Pick out the lines below with "image" and list them.
(Beginning of MATERIAL FOR THIS TASK)
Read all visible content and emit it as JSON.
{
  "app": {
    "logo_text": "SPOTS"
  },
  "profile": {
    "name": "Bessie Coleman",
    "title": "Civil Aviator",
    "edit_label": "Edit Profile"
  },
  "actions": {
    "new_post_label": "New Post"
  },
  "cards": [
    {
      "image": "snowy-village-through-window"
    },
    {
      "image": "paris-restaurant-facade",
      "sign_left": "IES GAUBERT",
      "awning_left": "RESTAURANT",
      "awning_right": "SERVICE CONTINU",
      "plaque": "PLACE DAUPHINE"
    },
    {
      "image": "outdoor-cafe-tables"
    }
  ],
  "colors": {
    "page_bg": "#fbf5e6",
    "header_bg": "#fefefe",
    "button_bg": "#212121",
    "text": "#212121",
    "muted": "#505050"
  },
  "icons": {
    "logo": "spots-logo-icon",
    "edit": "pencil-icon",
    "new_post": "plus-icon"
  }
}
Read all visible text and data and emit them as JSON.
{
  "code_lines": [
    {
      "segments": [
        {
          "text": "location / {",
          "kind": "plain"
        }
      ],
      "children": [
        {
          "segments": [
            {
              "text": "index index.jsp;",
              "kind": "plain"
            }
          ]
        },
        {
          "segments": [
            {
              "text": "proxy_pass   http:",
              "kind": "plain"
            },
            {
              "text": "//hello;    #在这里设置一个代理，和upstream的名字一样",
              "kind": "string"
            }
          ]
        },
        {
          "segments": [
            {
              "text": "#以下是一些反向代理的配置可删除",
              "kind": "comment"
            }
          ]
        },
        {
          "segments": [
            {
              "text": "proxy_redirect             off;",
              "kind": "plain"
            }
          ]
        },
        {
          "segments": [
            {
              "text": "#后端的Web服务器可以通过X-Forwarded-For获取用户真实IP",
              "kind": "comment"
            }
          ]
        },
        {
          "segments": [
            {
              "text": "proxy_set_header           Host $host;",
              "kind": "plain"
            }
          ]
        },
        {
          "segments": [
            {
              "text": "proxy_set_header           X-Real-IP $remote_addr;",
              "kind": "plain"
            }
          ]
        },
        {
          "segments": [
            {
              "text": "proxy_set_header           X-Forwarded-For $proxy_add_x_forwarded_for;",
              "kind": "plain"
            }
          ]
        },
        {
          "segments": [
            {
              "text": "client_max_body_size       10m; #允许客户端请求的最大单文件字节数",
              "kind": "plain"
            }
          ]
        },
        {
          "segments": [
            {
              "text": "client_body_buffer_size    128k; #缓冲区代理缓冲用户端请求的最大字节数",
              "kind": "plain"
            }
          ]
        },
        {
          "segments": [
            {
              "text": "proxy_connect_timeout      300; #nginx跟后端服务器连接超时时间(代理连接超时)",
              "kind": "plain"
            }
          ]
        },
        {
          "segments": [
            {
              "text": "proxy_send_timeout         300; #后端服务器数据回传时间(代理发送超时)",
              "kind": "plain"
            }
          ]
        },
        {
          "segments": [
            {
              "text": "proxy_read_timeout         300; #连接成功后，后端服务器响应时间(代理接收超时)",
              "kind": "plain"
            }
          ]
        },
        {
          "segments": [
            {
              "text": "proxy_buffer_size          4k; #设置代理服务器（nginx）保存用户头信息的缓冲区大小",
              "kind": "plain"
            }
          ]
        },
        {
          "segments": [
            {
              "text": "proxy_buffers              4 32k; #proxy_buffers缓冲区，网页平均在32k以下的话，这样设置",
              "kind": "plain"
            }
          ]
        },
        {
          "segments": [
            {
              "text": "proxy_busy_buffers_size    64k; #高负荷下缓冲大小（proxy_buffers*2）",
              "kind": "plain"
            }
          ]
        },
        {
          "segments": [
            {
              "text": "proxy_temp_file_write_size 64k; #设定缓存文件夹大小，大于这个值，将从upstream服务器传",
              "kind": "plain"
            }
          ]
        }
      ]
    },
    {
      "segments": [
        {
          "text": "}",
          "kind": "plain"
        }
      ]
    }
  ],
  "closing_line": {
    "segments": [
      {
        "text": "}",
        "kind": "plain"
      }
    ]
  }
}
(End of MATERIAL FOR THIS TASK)
* _TASK OUTPUT_:
      "image": "snowy-village-through-window"
      "image": "paris-restaurant-facade",
      "image": "outdoor-cafe-tables"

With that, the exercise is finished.